_HOW TO COMPLETE THIS TASK_: What is needed is an exact copy of every record below.

_ENTRIES SHOWN_:
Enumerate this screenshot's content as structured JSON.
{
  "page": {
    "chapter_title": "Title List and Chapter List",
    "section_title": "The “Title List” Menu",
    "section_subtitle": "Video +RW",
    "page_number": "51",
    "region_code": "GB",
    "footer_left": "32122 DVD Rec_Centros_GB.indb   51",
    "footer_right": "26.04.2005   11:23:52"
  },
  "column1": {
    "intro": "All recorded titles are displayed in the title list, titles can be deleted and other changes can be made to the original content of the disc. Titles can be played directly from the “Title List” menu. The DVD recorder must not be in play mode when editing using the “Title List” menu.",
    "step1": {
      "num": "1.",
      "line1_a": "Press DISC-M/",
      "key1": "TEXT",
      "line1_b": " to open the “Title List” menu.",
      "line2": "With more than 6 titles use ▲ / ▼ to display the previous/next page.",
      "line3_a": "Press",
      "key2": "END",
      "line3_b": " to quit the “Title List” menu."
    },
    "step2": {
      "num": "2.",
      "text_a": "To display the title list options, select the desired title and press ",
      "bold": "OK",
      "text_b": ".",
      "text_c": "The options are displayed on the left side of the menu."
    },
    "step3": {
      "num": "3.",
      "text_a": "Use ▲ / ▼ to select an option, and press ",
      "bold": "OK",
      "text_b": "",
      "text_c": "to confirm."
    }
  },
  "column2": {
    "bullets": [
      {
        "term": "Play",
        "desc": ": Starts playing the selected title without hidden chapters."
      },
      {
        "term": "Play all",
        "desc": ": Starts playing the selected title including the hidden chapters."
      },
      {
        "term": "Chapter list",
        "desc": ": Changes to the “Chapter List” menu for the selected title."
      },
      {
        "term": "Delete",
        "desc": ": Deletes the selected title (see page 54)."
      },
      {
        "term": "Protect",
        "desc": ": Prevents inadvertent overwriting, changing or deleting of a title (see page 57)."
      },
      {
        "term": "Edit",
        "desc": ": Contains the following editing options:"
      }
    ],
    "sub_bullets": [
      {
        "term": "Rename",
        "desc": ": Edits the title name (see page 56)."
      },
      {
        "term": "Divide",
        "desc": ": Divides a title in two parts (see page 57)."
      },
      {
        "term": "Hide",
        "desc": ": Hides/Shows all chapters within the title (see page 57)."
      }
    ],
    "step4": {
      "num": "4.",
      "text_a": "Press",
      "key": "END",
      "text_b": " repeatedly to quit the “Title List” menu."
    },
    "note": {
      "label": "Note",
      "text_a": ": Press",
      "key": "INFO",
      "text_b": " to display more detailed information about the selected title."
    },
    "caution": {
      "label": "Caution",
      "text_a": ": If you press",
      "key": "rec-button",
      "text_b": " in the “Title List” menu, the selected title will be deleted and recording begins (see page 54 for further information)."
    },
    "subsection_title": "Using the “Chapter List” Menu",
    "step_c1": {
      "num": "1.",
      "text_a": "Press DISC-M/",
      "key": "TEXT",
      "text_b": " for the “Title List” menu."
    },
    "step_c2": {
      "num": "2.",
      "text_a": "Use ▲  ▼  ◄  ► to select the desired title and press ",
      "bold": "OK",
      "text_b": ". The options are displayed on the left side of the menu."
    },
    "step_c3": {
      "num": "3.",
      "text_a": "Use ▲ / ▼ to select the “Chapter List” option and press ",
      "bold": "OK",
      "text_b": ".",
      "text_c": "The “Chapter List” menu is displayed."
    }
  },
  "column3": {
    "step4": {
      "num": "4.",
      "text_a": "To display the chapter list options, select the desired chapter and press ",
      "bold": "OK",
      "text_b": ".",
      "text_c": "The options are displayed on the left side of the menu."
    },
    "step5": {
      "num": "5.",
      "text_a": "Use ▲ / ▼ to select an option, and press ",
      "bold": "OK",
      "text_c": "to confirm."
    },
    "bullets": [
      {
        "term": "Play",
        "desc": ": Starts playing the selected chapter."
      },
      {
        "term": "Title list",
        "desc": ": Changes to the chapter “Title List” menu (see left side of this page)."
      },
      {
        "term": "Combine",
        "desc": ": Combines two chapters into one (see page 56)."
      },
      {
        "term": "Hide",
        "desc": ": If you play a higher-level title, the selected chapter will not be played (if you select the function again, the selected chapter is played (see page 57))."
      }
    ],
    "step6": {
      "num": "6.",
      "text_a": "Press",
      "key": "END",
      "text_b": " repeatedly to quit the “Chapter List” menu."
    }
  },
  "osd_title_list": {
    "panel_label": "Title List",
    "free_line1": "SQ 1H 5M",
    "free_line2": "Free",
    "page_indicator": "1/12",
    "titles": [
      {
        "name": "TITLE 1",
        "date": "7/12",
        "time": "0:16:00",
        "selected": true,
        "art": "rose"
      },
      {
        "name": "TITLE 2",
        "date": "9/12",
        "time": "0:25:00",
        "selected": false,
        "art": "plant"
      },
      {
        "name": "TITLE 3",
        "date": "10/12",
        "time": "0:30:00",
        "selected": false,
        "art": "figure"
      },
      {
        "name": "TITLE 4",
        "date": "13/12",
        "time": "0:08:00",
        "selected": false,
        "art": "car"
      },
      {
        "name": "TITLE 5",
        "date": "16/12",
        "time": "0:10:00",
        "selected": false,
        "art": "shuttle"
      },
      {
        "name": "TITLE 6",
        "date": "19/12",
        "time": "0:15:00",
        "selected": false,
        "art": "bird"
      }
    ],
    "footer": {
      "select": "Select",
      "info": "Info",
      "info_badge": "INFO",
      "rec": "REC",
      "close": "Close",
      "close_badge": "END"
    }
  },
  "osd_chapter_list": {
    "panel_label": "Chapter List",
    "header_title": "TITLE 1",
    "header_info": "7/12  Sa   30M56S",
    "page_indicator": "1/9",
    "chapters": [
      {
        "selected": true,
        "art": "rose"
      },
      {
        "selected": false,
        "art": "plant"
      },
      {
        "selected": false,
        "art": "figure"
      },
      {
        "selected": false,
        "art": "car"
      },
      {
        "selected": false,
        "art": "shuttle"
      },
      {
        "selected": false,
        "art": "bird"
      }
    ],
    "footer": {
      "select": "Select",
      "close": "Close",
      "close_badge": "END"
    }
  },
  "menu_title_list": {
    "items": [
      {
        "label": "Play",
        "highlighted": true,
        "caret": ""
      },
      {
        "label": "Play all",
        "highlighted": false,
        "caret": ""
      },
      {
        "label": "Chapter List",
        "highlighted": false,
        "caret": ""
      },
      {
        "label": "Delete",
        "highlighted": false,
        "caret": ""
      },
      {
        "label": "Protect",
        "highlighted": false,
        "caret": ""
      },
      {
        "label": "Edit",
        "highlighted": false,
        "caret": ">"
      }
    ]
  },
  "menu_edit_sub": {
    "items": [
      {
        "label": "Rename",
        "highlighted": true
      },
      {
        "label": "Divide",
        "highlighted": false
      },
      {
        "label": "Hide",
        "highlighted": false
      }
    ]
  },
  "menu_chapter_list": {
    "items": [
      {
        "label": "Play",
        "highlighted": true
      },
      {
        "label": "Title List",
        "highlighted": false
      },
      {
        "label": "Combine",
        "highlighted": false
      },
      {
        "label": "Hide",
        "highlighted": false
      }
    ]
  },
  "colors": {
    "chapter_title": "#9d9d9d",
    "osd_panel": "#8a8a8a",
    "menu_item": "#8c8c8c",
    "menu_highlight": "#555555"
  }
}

_ANSWER TO THE PROBLEM_:
Enumerate this screenshot's content as structured JSON.
{
  "page": {
    "chapter_title": "Title List and Chapter List",
    "section_title": "The “Title List” Menu",
    "section_subtitle": "Video +RW",
    "page_number": "51",
    "region_code": "GB",
    "footer_left": "32122 DVD Rec_Centros_GB.indb   51",
    "footer_right": "26.04.2005   11:23:52"
  },
  "column1": {
    "intro": "All recorded titles are displayed in the title list, titles can be deleted and other changes can be made to the original content of the disc. Titles can be played directly from the “Title List” menu. The DVD recorder must not be in play mode when editing using the “Title List” menu.",
    "step1": {
      "num": "1.",
      "line1_a": "Press DISC-M/",
      "key1": "TEXT",
      "line1_b": " to open the “Title List” menu.",
      "line2": "With more than 6 titles use ▲ / ▼ to display the previous/next page.",
      "line3_a": "Press",
      "key2": "END",
      "line3_b": " to quit the “Title List” menu."
    },
    "step2": {
      "num": "2.",
      "text_a": "To display the title list options, select the desired title and press ",
      "bold": "OK",
      "text_b": ".",
      "text_c": "The options are displayed on the left side of the menu."
    },
    "step3": {
      "num": "3.",
      "text_a": "Use ▲ / ▼ to select an option, and press ",
      "bold": "OK",
      "text_b": "",
      "text_c": "to confirm."
    }
  },
  "column2": {
    "bullets": [
      {
        "term": "Play",
        "desc": ": Starts playing the selected title without hidden chapters."
      },
      {
        "term": "Play all",
        "desc": ": Starts playing the selected title including the hidden chapters."
      },
      {
        "term": "Chapter list",
        "desc": ": Changes to the “Chapter List” menu for the selected title."
      },
      {
        "term": "Delete",
        "desc": ": Deletes the selected title (see page 54)."
      },
      {
        "term": "Protect",
        "desc": ": Prevents inadvertent overwriting, changing or deleting of a title (see page 57)."
      },
      {
        "term": "Edit",
        "desc": ": Contains the following editing options:"
      }
    ],
    "sub_bullets": [
      {
        "term": "Rename",
        "desc": ": Edits the title name (see page 56)."
      },
      {
        "term": "Divide",
        "desc": ": Divides a title in two parts (see page 57)."
      },
      {
        "term": "Hide",
        "desc": ": Hides/Shows all chapters within the title (see page 57)."
      }
    ],
    "step4": {
      "num": "4.",
      "text_a": "Press",
      "key": "END",
      "text_b": " repeatedly to quit the “Title List” menu."
    },
    "note": {
      "label": "Note",
      "text_a": ": Press",
      "key": "INFO",
      "text_b": " to display more detailed information about the selected title."
    },
    "caution": {
      "label": "Caution",
      "text_a": ": If you press",
      "key": "rec-button",
      "text_b": " in the “Title List” menu, the selected title will be deleted and recording begins (see page 54 for further information)."
    },
    "subsection_title": "Using the “Chapter List” Menu",
    "step_c1": {
      "num": "1.",
      "text_a": "Press DISC-M/",
      "key": "TEXT",
      "text_b": " for the “Title List” menu."
    },
    "step_c2": {
      "num": "2.",
      "text_a": "Use ▲  ▼  ◄  ► to select the desired title and press ",
      "bold": "OK",
      "text_b": ". The options are displayed on the left side of the menu."
    },
    "step_c3": {
      "num": "3.",
      "text_a": "Use ▲ / ▼ to select the “Chapter List” option and press ",
      "bold": "OK",
      "text_b": ".",
      "text_c": "The “Chapter List” menu is displayed."
    }
  },
  "column3": {
    "step4": {
      "num": "4.",
      "text_a": "To display the chapter list options, select the desired chapter and press ",
      "bold": "OK",
      "text_b": ".",
      "text_c": "The options are displayed on the left side of the menu."
    },
    "step5": {
      "num": "5.",
      "text_a": "Use ▲ / ▼ to select an option, and press ",
      "bold": "OK",
      "text_c": "to confirm."
    },
    "bullets": [
      {
        "term": "Play",
        "desc": ": Starts playing the selected chapter."
      },
      {
        "term": "Title list",
        "desc": ": Changes to the chapter “Title List” menu (see left side of this page)."
      },
      {
        "term": "Combine",
        "desc": ": Combines two chapters into one (see page 56)."
      },
      {
        "term": "Hide",
        "desc": ": If you play a higher-level title, the selected chapter will not be played (if you select the function again, the selected chapter is played (see page 57))."
      }
    ],
    "step6": {
      "num": "6.",
      "text_a": "Press",
      "key": "END",
      "text_b": " repeatedly to quit the “Chapter List” menu."
    }
  },
  "osd_title_list": {
    "panel_label": "Title List",
    "free_line1": "SQ 1H 5M",
    "free_line2": "Free",
    "page_indicator": "1/12",
    "titles": [
      {
        "name": "TITLE 1",
        "date": "7/12",
        "time": "0:16:00",
        "selected": true,
        "art": "rose"
      },
      {
        "name": "TITLE 2",
        "date": "9/12",
        "time": "0:25:00",
        "selected": false,
        "art": "plant"
      },
      {
        "name": "TITLE 3",
        "date": "10/12",
        "time": "0:30:00",
        "selected": false,
        "art": "figure"
      },
      {
        "name": "TITLE 4",
        "date": "13/12",
        "time": "0:08:00",
        "selected": false,
        "art": "car"
      },
      {
        "name": "TITLE 5",
        "date": "16/12",
        "time": "0:10:00",
        "selected": false,
        "art": "shuttle"
      },
      {
        "name": "TITLE 6",
        "date": "19/12",
        "time": "0:15:00",
        "selected": false,
        "art": "bird"
      }
    ],
    "footer": {
      "select": "Select",
      "info": "Info",
      "info_badge": "INFO",
      "rec": "REC",
      "close": "Close",
      "close_badge": "END"
    }
  },
  "osd_chapter_list": {
    "panel_label": "Chapter List",
    "header_title": "TITLE 1",
    "header_info": "7/12  Sa   30M56S",
    "page_indicator": "1/9",
    "chapters": [
      {
        "selected": true,
        "art": "rose"
      },
      {
        "selected": false,
        "art": "plant"
      },
      {
        "selected": false,
        "art": "figure"
      },
      {
        "selected": false,
        "art": "car"
      },
      {
        "selected": false,
        "art": "shuttle"
      },
      {
        "selected": false,
        "art": "bird"
      }
    ],
    "footer": {
      "select": "Select",
      "close": "Close",
      "close_badge": "END"
    }
  },
  "menu_title_list": {
    "items": [
      {
        "label": "Play",
        "highlighted": true,
        "caret": ""
      },
      {
        "label": "Play all",
        "highlighted": false,
        "caret": ""
      },
      {
        "label": "Chapter List",
        "highlighted": false,
        "caret": ""
      },
      {
        "label": "Delete",
        "highlighted": false,
        "caret": ""
      },
      {
        "label": "Protect",
        "highlighted": false,
        "caret": ""
      },
      {
        "label": "Edit",
        "highlighted": false,
        "caret": ">"
      }
    ]
  },
  "menu_edit_sub": {
    "items": [
      {
        "label": "Rename",
        "highlighted": true
      },
      {
        "label": "Divide",
        "highlighted": false
      },
      {
        "label": "Hide",
        "highlighted": false
      }
    ]
  },
  "menu_chapter_list": {
    "items": [
      {
        "label": "Play",
        "highlighted": true
      },
      {
        "label": "Title List",
        "highlighted": false
      },
      {
        "label": "Combine",
        "highlighted": false
      },
      {
        "label": "Hide",
        "highlighted": false
      }
    ]
  },
  "colors": {
    "chapter_title": "#9d9d9d",
    "osd_panel": "#8a8a8a",
    "menu_item": "#8c8c8c",
    "menu_highlight": "#555555"
  }
}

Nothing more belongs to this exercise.